Overheating AA battery on spin project

Discussion in 'The Projects Forum' started by shawnh, Jan 3, 2009.

  1. shawnh

    Thread Starter New Member

    Jan 3, 2009
    HElp! My electronics education ended with my 7th grade electronics kit-but I was SURE this was within my abilities!!
    I built a spin art machine for my kids and the AA battery keeps getting redhot with use.
    I have a DC motor originally powered by 8 AA cells, a toggle switch and one AA battery powering it now, all wire with CAT 5 stranded wire.
    The motor spins a 4"x6" piece of 1/8 inch plywood which paint is dropped onto, making a swirl or starburst design.
    After a few minutes, the battery is almost too hot to hold. I think that as a motor spins, a current is generated and sent back toward the power source.

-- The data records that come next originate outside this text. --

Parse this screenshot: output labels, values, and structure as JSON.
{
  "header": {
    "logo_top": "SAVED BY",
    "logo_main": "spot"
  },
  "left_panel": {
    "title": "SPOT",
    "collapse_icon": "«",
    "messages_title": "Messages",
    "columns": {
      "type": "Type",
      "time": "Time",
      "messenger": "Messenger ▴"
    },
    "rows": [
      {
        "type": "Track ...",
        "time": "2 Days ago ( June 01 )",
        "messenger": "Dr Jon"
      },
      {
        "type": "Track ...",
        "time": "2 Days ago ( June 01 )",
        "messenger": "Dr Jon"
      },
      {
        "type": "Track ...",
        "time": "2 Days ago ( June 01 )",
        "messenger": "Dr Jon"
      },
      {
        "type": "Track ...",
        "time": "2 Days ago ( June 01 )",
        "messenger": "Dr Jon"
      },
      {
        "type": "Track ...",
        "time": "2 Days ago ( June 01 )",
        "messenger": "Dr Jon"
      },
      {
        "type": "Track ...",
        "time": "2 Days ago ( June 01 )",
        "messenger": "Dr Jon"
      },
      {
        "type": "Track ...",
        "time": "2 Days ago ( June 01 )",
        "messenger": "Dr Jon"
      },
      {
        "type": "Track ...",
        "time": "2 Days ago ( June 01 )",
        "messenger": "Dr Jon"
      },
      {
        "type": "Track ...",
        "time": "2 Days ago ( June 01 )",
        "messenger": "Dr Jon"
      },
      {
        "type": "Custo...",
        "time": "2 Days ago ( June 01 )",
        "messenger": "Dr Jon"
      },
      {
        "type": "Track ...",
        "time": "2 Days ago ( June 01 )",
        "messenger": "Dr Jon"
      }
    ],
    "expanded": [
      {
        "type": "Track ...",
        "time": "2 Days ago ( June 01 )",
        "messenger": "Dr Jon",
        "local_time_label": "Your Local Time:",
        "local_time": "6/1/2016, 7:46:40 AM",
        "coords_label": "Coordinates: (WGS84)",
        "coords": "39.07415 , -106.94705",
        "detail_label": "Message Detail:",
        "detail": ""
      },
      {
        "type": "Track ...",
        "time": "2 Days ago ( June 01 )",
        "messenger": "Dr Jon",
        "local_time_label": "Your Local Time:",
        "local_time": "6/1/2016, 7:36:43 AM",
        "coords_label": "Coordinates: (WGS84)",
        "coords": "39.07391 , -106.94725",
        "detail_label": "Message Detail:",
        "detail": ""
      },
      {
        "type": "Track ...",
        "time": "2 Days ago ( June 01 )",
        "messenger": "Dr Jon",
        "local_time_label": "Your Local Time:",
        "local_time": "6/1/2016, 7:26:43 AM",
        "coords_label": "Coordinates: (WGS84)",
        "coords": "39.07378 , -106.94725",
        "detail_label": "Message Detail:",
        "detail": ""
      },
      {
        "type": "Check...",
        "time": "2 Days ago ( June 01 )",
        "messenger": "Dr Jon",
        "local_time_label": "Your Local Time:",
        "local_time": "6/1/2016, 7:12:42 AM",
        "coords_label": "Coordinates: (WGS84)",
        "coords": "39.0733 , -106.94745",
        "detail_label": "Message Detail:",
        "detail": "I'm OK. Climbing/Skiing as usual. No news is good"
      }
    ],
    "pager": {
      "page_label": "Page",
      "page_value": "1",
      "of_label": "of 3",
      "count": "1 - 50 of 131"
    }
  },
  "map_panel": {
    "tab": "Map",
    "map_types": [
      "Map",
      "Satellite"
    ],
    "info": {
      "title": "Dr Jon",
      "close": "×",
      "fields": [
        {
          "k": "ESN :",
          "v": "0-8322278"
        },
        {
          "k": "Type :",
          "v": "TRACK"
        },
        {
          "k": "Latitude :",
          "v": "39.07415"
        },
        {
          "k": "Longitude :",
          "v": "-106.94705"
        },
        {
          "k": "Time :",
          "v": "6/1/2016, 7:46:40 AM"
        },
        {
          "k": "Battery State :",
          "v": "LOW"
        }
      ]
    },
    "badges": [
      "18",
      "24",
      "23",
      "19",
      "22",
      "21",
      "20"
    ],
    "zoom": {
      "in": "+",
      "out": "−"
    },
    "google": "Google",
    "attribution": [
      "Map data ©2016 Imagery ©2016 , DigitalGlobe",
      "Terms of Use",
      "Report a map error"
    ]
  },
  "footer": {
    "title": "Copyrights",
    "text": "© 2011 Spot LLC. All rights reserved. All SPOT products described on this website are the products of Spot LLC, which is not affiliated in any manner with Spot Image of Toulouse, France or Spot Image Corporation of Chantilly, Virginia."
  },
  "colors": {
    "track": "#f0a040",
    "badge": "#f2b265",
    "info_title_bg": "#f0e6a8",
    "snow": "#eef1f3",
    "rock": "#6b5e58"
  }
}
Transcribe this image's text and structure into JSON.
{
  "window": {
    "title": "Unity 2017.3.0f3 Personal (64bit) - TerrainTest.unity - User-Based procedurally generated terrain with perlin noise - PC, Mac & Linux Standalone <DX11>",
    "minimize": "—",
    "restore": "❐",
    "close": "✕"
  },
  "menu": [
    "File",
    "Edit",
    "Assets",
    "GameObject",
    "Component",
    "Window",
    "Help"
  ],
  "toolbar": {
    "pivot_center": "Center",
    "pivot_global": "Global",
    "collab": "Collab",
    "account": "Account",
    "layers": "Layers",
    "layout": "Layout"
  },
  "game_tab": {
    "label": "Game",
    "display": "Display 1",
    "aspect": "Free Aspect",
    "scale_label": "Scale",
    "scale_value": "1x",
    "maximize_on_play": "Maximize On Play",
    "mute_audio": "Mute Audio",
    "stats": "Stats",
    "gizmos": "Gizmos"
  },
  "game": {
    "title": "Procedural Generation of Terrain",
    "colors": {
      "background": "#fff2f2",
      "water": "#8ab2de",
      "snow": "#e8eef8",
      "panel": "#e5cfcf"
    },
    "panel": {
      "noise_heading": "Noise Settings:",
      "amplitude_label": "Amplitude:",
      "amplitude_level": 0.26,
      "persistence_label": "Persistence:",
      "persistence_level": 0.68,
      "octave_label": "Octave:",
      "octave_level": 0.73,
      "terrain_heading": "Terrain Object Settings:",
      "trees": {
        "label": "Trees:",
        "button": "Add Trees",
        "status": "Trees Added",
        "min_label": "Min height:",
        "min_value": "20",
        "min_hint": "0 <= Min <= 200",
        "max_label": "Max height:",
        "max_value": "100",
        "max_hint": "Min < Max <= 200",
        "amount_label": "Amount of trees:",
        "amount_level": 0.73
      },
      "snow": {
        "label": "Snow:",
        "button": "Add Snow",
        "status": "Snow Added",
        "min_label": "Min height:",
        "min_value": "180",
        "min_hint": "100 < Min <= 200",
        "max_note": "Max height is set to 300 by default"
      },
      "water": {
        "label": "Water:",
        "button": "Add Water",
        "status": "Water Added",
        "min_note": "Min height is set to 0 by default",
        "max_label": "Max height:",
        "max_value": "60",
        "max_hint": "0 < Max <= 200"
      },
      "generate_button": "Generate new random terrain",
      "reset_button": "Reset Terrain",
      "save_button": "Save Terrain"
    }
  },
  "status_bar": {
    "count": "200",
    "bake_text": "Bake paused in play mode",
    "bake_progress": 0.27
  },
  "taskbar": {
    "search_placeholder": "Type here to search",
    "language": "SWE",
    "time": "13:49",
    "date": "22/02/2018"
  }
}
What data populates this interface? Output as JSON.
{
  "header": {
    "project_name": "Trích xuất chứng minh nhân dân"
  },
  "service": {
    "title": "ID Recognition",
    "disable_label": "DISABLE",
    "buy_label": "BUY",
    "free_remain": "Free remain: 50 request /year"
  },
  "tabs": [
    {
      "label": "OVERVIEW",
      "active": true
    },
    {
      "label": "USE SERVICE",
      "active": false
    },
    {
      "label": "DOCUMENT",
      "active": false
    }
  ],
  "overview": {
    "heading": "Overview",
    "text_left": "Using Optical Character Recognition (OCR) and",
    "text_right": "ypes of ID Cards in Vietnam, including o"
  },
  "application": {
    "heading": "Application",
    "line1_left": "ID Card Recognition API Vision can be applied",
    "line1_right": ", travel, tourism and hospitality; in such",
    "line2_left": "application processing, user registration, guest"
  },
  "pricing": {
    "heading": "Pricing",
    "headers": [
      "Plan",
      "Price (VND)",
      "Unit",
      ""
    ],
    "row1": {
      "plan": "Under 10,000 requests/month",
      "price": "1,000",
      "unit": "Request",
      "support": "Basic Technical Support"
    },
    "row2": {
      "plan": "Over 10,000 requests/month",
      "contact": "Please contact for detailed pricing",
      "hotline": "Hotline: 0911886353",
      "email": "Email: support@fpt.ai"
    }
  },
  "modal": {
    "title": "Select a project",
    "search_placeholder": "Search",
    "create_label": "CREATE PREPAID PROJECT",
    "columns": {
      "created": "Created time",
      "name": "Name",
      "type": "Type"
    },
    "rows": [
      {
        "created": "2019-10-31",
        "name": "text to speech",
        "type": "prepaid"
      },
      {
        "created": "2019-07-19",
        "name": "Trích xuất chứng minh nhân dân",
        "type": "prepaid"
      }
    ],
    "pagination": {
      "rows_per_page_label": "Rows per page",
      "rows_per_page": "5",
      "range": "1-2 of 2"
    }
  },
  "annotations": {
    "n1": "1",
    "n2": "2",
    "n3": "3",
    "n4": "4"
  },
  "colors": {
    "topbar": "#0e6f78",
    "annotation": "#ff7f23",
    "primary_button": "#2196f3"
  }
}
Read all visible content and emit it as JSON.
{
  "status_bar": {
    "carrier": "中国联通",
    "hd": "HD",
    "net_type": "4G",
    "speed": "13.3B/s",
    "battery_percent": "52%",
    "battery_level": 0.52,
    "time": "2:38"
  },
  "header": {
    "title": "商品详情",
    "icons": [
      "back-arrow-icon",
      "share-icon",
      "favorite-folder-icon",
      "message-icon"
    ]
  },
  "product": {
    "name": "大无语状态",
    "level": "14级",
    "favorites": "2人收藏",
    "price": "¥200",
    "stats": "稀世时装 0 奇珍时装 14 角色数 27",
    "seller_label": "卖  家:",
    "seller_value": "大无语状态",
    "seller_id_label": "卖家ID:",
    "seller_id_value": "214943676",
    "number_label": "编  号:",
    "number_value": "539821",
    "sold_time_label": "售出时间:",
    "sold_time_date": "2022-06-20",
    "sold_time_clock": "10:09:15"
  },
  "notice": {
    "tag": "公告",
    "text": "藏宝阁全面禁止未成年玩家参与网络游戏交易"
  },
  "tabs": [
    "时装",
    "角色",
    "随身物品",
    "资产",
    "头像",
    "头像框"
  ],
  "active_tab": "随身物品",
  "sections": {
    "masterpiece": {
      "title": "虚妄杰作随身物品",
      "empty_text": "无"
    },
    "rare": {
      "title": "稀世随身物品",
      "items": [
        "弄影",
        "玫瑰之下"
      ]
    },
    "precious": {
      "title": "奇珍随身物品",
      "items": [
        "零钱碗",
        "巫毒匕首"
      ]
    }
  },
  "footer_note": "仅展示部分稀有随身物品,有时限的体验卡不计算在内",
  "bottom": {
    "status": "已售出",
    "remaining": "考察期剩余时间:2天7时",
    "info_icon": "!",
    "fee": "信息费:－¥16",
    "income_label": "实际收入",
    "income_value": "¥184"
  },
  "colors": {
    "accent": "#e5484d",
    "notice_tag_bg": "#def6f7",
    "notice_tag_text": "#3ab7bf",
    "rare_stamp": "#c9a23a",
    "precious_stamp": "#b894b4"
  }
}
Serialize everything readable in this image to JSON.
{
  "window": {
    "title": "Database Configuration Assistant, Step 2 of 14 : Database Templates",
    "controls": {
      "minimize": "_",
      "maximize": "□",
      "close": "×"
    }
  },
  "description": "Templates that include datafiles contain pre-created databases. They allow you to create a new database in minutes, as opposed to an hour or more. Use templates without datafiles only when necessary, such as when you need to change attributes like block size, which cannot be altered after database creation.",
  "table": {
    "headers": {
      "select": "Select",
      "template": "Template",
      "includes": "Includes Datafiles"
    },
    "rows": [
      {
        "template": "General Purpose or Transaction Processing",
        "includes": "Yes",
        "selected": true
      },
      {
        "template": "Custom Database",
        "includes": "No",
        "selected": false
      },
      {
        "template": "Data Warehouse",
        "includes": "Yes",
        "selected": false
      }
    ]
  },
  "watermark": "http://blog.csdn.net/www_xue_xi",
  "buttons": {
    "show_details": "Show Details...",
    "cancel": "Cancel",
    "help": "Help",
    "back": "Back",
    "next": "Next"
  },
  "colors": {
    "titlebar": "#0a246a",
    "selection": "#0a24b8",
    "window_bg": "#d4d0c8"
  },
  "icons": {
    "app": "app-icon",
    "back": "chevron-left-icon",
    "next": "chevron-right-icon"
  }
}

Is that correct, is that the problem, and more importantly how do I fix it?
    Thanks for your input- I have six little hands with paint bottles ready to squirt any second!!!- Shawn
  2. SgtWookie


    Jul 17, 2007
    Hi Shawn,
    First, edit your 2nd post and remove your E-mail address before the "spambots" pick it up and your inbox gets jammed with junk. :eek:

    The problem is that your motor is designed to run at a much higher speed with more voltage applied, but right now it's running at a very low speed due to the heavy load that the 4"x6" plywood represents; actually near "stall" speed.

    As a motor increases in speed, it actually generates what is known as "back-EMF", or it's own internal voltage. If there is no load, the motor reaches top speed and generates the maximum back-EMF that balances out with the applied power.

    As the load increases, the speed of the motor drops, which decreases the internal back-EMF, and increases the draw from the external supply in an attempt to keep the motor spinning.

    Since your motor is turning so slowly, it's hardly generating any back-EMF, so the motor looks like nearly a dead short to the battery. As a result, the battery is expending a lot of power across it's own internal resistance, which is making it very hot.

    What you need is a 1.5v to 3v motor with a speed reduction unit; it could be as simple as a rubber band on the motor shaft looped around a jar lid screwed to the underside of the plywood, with some sort of bearing.

    But since you're in a jam, just pull out that old phonograph/turntable you don't use anymore, and let the kids have at it. ;)
  3. shawnh

    Thread Starter New Member

    Jan 3, 2009
    Thanks for the info! What if I hooked up 6vDC to it and a potentiometer?
  4. hgmjr

    Retired Moderator

    Jan 28, 2005
    There is a drawback to placing a variable resistor in series with a motor in an attempt to control the speed. It turns out that when a motor is loaded it draws additional current from the power source. If a resistor is placed in series with the motor, the additional current demand will result in an increased voltage drop across the series resistor. The impact of this voltage drop is to rob the motor of voltage and thus make is more prone to stall. In effect, the addition of a resistor compromises the ability of the motor to develop the torque needed to respond to a varying load.

    There are two fairly straightfoward ways to manage the speed of a motor.

    The best way is to use PWM (pulse width modulation). A less complicated way is to power it from an adjustable power supply.

  5. John Luciani

    AAC Fanatic!

    Apr 3, 2007
    As was mentioned your stalled motor looks like a short to the battery.

    I just saw this "VCR Cat Feeder" on makezine.tv that solves a stalling problem
    using pulleys. Could be entertaining for an art project.


    (* jcl *)